The OECD’s six principles for spreading behavioural insights across government


Public sector decision making and regulated organisations are the next frontiers of behavioural economics, says the OECD. Its new report, featuring over 100 case studies, contains a guide to using BI in new ways.

Behavioural insights is not merely a trend — it has the potential to improve how governments work across many areas.

But while it is increasingly being used by policymakers across the world, BI is still mainly being applied in only a few of its potential guises. The most common are policy tweaks targeted towards influencing individual citizens, typically when they are making financial, health and safety or consumer decisions.

The next frontier is applying behavioural insights to regulated organisations and even government itself, argues a new report from the OECD. The report is based on surveys with 60 public bodies in 23 countries and two international organisations, and is the first big comparative survey of behavioural insights units around the world.

“Soft” incentives nudging public servants towards coordinating with other departments could assist in achieving whole-of-government goals such as increasing diversity or good regulatory practice, for example.

“As with all policy interventions, results of behaviourally informed interventions should be monitored and evaluated over a period of time.”

Applying it to regulation could also increase compliance in some areas better than a purely prescriptive approach, the report argues, though this has not been properly tested yet. Capital markets and banks, energy consumption for large firms, transport used by big business are all potential targets, the OECD suggests.

Applying behavioural insights earlier in the policy cycle has the potential to bring new gains too. At present BI tends to be introduced fairly late in the process, typically during the implementation phase, to fine tune a pre-decided policy. Incorporating it during ex post evaluation and from the start of policy design to provide evidence on where rational actor and perfect information assumptions might fail can help help governments attain their policy goals and reduce the likelihood of needing to go back and fix initiatives that are not working.

The report includes more than 110 case studies, covering issues related to consumer protection, education, energy, environment, finance, health and safety, labour markets, public service delivery, taxes and telecommunications. The three-page case studies include an HIV risk education game in South Africa, a Canadian trial using air miles to tackle obesity, and a British experiment using reminders to encourage consumers to check whether their insurance premium was too high.

Six principles to spread behavioural insights

The report boils down the lessons from these cases into six principles for the use of behavioural insights in public policy.

  1. Strategy: engage in a multi-staged strategy for implementing behavioural insights with a menu of types of assistance for all appetites.
  2. Data and evidence: undertake robust calculations before engaging in testing and experimentation to ensure the use of sufficiently large sample sizes, so that effects can be detected. Use of data should be based on the recognition that good and reliable data is key to applying behavioural insights and upholding its integrity.

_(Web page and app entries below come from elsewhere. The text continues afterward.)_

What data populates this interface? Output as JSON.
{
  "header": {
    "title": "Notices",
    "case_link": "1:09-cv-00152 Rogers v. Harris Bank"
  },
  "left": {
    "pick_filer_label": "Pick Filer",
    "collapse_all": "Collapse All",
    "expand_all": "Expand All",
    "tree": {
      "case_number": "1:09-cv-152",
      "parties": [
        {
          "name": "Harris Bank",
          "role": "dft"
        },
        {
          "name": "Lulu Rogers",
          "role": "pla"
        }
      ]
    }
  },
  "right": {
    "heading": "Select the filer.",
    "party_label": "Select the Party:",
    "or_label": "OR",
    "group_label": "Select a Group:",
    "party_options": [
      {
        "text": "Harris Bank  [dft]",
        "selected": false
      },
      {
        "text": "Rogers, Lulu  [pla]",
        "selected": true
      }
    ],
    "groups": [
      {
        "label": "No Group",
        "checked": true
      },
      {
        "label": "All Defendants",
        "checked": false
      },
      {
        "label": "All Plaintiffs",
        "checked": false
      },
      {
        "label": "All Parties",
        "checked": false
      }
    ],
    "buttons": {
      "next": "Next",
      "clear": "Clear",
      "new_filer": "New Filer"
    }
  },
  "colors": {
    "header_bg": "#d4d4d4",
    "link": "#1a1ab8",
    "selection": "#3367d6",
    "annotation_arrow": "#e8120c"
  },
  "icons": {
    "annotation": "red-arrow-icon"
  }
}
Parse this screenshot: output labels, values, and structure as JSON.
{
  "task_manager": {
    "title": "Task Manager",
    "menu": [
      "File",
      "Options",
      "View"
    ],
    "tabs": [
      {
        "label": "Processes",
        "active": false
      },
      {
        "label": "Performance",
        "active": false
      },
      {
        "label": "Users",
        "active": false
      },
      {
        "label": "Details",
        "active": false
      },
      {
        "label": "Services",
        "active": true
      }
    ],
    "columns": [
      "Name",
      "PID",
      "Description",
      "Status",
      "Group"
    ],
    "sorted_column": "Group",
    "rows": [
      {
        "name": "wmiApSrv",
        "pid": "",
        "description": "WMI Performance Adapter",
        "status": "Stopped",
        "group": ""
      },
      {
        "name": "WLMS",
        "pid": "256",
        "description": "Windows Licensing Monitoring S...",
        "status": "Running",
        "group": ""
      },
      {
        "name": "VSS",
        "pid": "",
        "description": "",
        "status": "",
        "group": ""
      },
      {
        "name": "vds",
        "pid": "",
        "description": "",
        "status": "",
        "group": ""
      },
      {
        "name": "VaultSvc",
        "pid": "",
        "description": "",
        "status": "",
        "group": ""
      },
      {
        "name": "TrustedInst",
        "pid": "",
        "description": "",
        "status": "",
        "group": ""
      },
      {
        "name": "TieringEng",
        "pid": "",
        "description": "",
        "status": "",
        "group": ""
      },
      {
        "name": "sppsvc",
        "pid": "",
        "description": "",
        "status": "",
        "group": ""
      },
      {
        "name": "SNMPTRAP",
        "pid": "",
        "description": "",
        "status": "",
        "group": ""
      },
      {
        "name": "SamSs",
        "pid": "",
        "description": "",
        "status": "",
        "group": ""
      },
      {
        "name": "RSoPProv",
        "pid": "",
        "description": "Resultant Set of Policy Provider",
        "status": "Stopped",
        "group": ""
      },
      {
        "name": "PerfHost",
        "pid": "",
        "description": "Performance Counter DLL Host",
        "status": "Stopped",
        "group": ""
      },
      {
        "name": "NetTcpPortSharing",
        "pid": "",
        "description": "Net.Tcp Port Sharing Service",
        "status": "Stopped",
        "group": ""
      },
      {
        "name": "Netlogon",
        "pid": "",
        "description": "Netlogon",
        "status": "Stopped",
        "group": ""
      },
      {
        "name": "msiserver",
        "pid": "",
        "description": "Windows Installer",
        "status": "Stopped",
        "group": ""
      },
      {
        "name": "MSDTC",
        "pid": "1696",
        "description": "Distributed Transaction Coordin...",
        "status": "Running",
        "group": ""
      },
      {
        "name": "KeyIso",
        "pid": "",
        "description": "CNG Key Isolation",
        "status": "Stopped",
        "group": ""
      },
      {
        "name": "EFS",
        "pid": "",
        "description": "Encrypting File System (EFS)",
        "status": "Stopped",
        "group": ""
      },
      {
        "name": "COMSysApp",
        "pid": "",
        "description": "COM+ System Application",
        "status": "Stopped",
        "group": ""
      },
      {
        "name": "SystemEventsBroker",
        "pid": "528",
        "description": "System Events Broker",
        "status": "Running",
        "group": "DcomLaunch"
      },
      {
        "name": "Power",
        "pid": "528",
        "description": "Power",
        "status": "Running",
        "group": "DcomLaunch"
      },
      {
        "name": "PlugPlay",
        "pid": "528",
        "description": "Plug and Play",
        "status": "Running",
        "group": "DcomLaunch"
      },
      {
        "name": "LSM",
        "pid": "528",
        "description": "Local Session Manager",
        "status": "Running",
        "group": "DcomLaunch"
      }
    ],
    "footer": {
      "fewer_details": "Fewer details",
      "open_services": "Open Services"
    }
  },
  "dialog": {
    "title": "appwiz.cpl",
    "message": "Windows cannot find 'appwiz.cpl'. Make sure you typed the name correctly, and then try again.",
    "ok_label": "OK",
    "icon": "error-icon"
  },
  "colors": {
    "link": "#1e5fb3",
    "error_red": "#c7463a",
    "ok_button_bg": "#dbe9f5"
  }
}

It should also build on the recognition that data are not the same as evidence; it is also necessary to understand the limitations of data for public policy.
  3. Validity of results: replicate to ensure the observed results are correct in the same context and setting (internal validity) and also test the application of the same approach to other contexts and settings (external validity).
  4. Segmentation: consider applications that could work for a part of the population but not for the entire population and whether these applications can implemented given the legal and cultural context.
  5. Evaluation: conduct ongoing monitoring to identify short-term and long-term effects: as with all policy interventions, results of behaviourally informed interventions should be monitored and evaluated over a period of time.
  6. Transparency and accountability: publish work (successful and unsuccessful trials) for transparency and accountability: a number of countries already publish in journals or produce annual reports of their activities. This level of transparency is good practice that should be adopted by all behavioural practitioners in public policy. Transparency should also inform the actual practice of applying behavioural insights by disclosing and understanding more about the actual costs (to be compared against the benefits) of applying behavioural insights to deploy it appropriately.

Apart from recommending application of behavioural insights to the rules and practices governing public service agencies and influencing regulated organisations, the report suggests policy makers:

  • Develop some consistency in the organisation, methodologies, quality controls and capacity support functions of the different behavioural initiatives.
  • Encourage the development of knowledge and capacity among public officials to understand and apply behavioural insights within public bodies, for example through mainstreaming, training and information.
  • Take into consideration behavioural insights when designing and evaluating policy implementation.
  • Develop processes to determine when there is a behavioural issue that can be successfully addressed through the application of behavioural sciences. Equally, determine when a behavioural intervention may not be appropriate and understand why.
  • Exploit the full potential of behavioural insights as a tool for engaging with stakeholders and collect feedback on what works.